# Work to complete
Every line below that holds "from" must be copied.

[Collected data]
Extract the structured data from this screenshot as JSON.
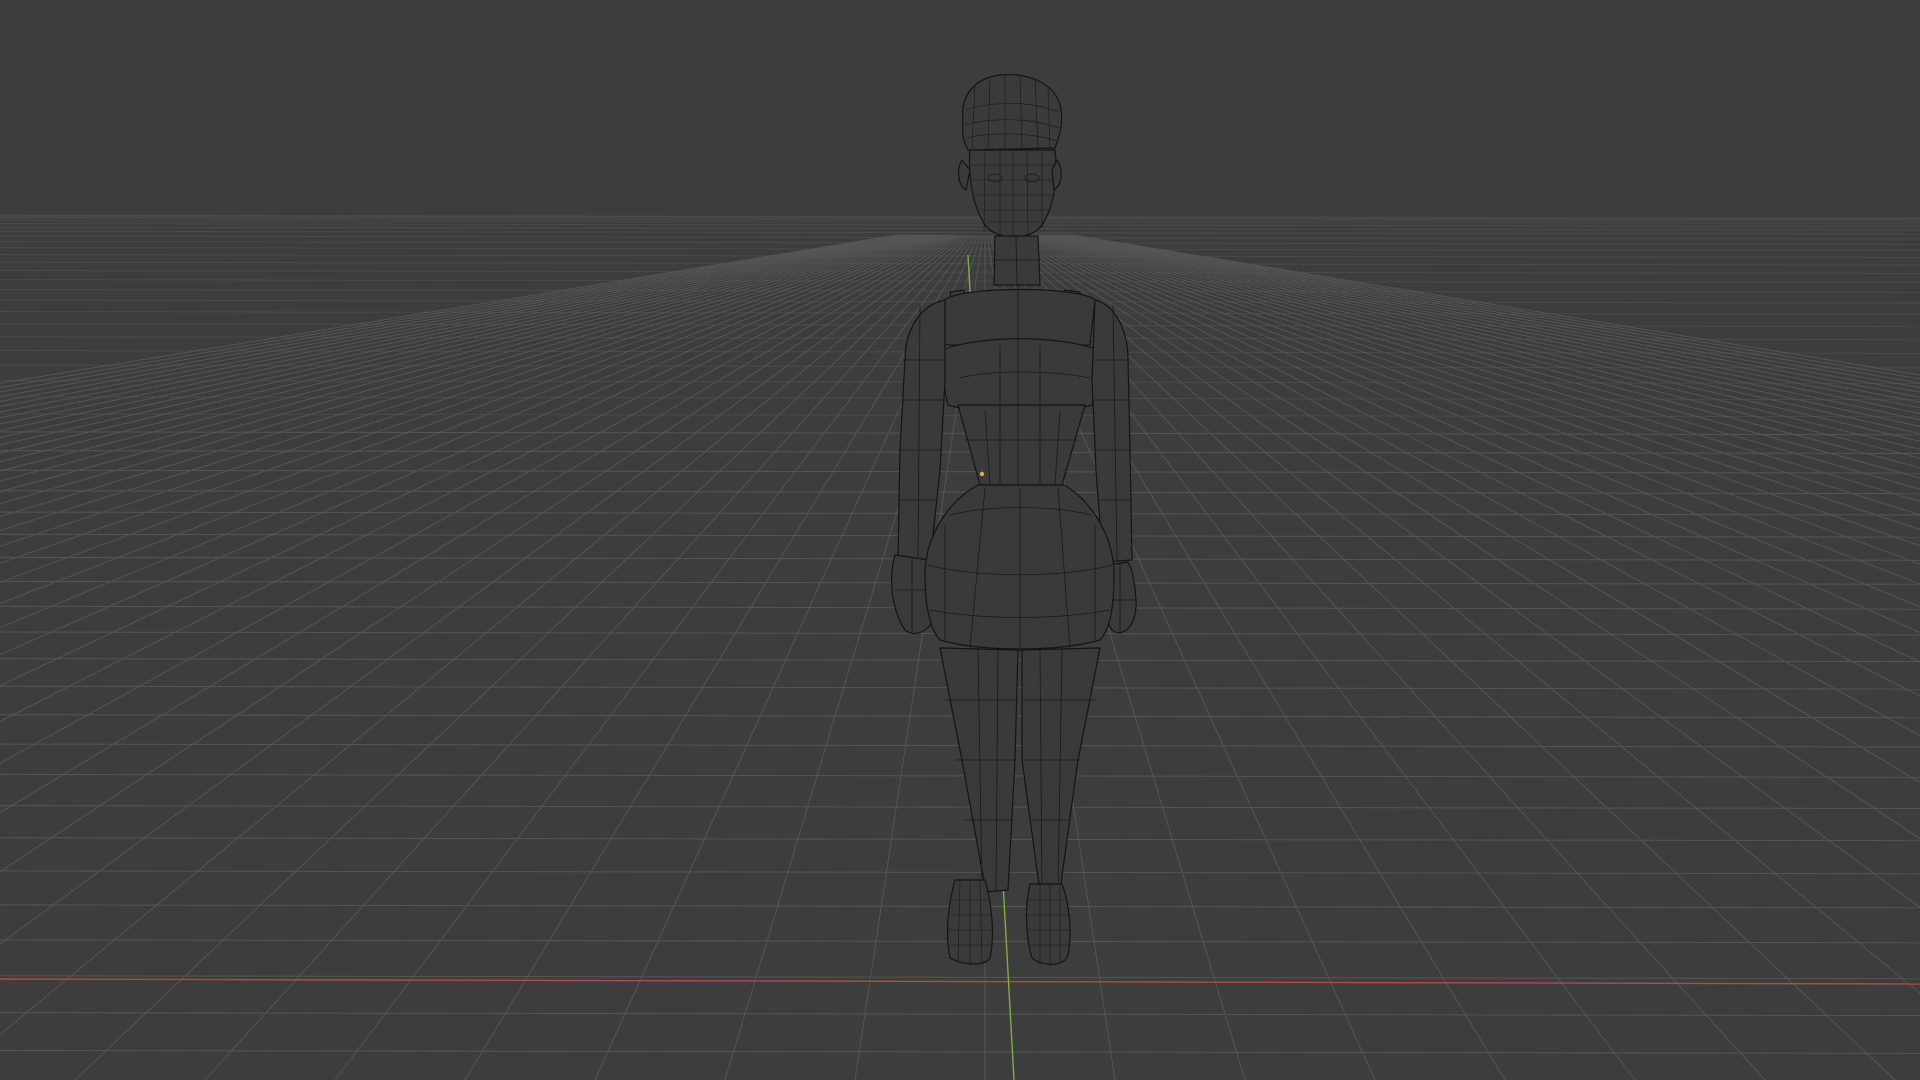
{
  "viewport": {
    "shading_mode": "wireframe",
    "background_color": "#3d3d3d",
    "grid_color": "#555555",
    "x_axis_color": "#b34a4a",
    "y_axis_color": "#7fae3f",
    "wire_color": "#141414"
  },
  "scene": {
    "object": "character-mesh",
    "icons": [
      "origin-point"
    ]
  }
}
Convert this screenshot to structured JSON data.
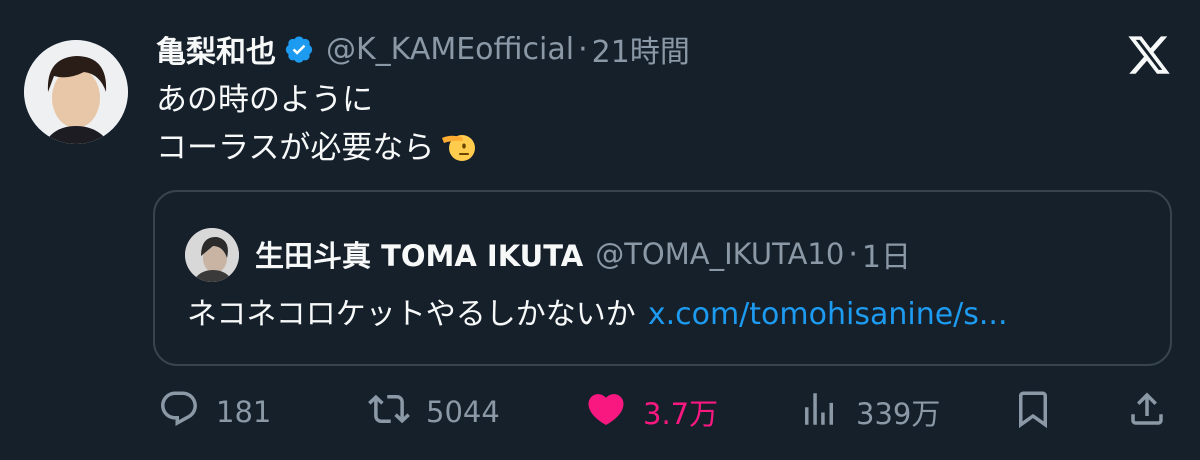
{
  "tweet": {
    "author_name": "亀梨和也",
    "handle": "@K_KAMEofficial",
    "separator": "·",
    "time": "21時間",
    "text_line1": "あの時のように",
    "text_line2": "コーラスが必要なら"
  },
  "quote": {
    "author_name": "生田斗真 TOMA IKUTA",
    "handle": "@TOMA_IKUTA10",
    "separator": "·",
    "time": "1日",
    "text": "ネコネコロケットやるしかないか",
    "link": "x.com/tomohisanine/s..."
  },
  "actions": {
    "replies": "181",
    "retweets": "5044",
    "likes": "3.7万",
    "views": "339万"
  },
  "colors": {
    "background": "#15202b",
    "secondary_text": "#8b98a5",
    "link": "#1d9bf0",
    "like": "#f91880",
    "verified": "#1d9bf0",
    "border": "#38444d"
  },
  "icons": {
    "verified": "verified-badge-icon",
    "brand": "x-logo-icon",
    "emoji": "saluting-face-emoji",
    "reply": "reply-icon",
    "retweet": "retweet-icon",
    "like": "heart-icon",
    "views": "views-chart-icon",
    "bookmark": "bookmark-icon",
    "share": "share-icon"
  }
}
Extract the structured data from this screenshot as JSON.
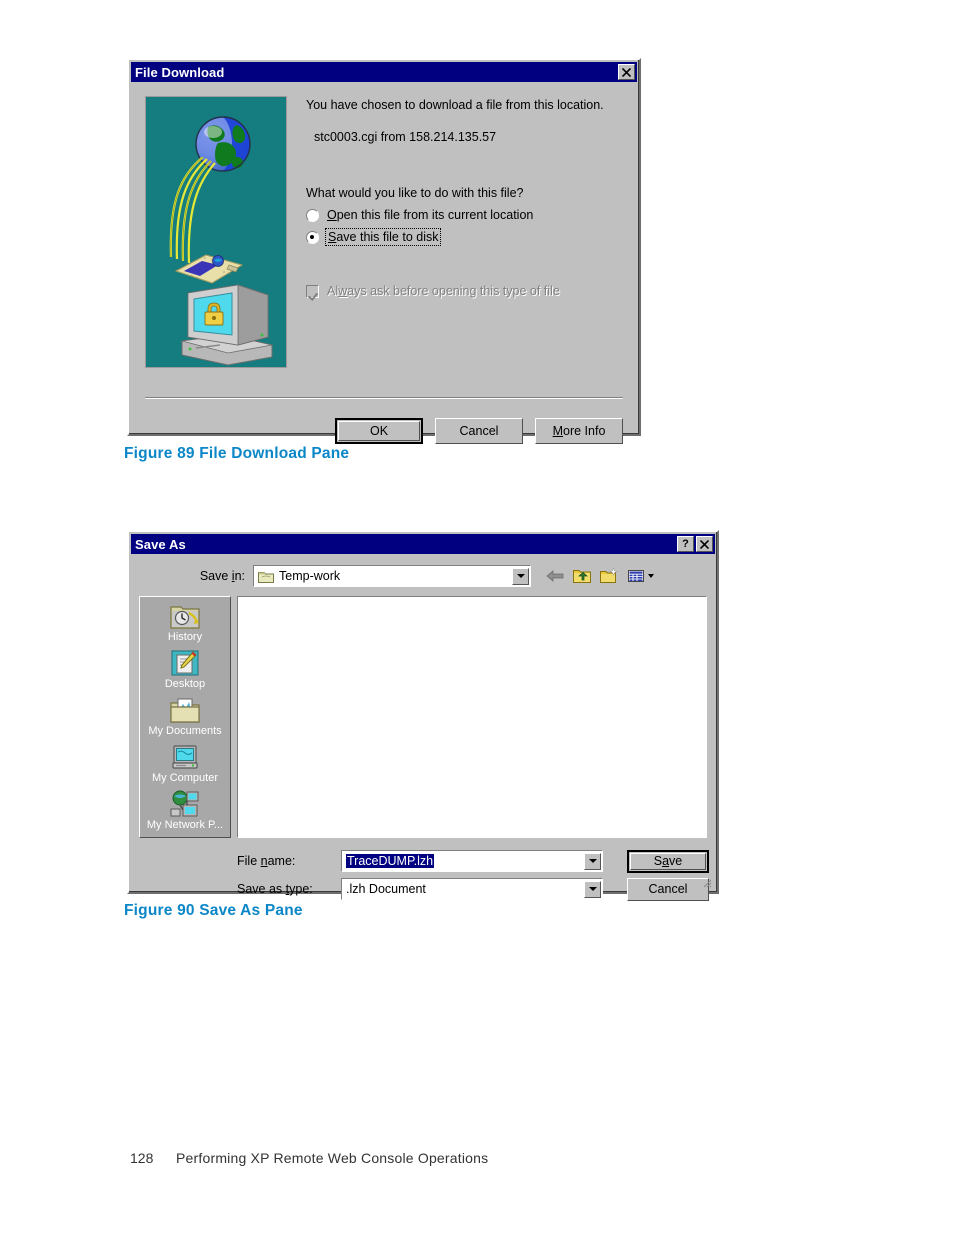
{
  "page": {
    "number": "128",
    "chapter_title": "Performing XP Remote Web Console Operations"
  },
  "figures": [
    {
      "caption": "Figure 89 File Download Pane"
    },
    {
      "caption": "Figure 90 Save As Pane"
    }
  ],
  "colors": {
    "caption_blue": "#0b87c8",
    "titlebar_navy": "#000080",
    "dialog_face": "#c0c0c0",
    "graphic_teal": "#157d80",
    "selection_navy": "#000080"
  },
  "file_download": {
    "title": "File Download",
    "close_button": "x",
    "line1": "You have chosen to download a file from this location.",
    "line2": "stc0003.cgi  from  158.214.135.57",
    "question": "What would you like to do with this file?",
    "options": [
      {
        "label_prefix": "O",
        "label_rest": "pen this file from its current location",
        "selected": false
      },
      {
        "label_prefix": "S",
        "label_rest": "ave this file to disk",
        "selected": true
      }
    ],
    "checkbox": {
      "label_prefix": "Al",
      "label_mid": "w",
      "label_rest": "ays ask before opening this type of file",
      "checked": true,
      "disabled": true
    },
    "buttons": [
      {
        "label": "OK",
        "default": true
      },
      {
        "label": "Cancel",
        "default": false
      },
      {
        "label_prefix": "M",
        "label_rest": "ore Info",
        "default": false
      }
    ],
    "graphic": "globe-network-computer-lock-illustration"
  },
  "save_as": {
    "title": "Save As",
    "help_button": "?",
    "close_button": "x",
    "save_in": {
      "label_prefix": "Save ",
      "label_mid": "i",
      "label_rest": "n:",
      "value": "Temp-work",
      "icon": "folder-icon"
    },
    "toolbar": [
      {
        "name": "back-icon"
      },
      {
        "name": "up-one-level-icon"
      },
      {
        "name": "new-folder-icon"
      },
      {
        "name": "views-icon"
      }
    ],
    "places": [
      {
        "label": "History",
        "icon": "history-icon"
      },
      {
        "label": "Desktop",
        "icon": "desktop-icon"
      },
      {
        "label": "My Documents",
        "icon": "my-documents-icon"
      },
      {
        "label": "My Computer",
        "icon": "my-computer-icon"
      },
      {
        "label": "My Network P...",
        "icon": "my-network-places-icon"
      }
    ],
    "file_list": {
      "items": []
    },
    "file_name": {
      "label_prefix": "File ",
      "label_mid": "n",
      "label_rest": "ame:",
      "value": "TraceDUMP.lzh",
      "selected": true
    },
    "save_as_type": {
      "label_prefix": "Save as ",
      "label_mid": "t",
      "label_rest": "ype:",
      "value": ".lzh Document"
    },
    "buttons": [
      {
        "label_prefix": "S",
        "label_mid": "a",
        "label_rest": "ve",
        "default": true
      },
      {
        "label": "Cancel",
        "default": false
      }
    ]
  }
}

# Task response
Extract the structured data from this screenshot as JSON.
Extract the structured data from this screenshot as JSON.
    "line1": "You have chosen to download a file from this location.",
    "line2": "stc0003.cgi  from  158.214.135.57",
        "label_rest": "pen this file from its current location",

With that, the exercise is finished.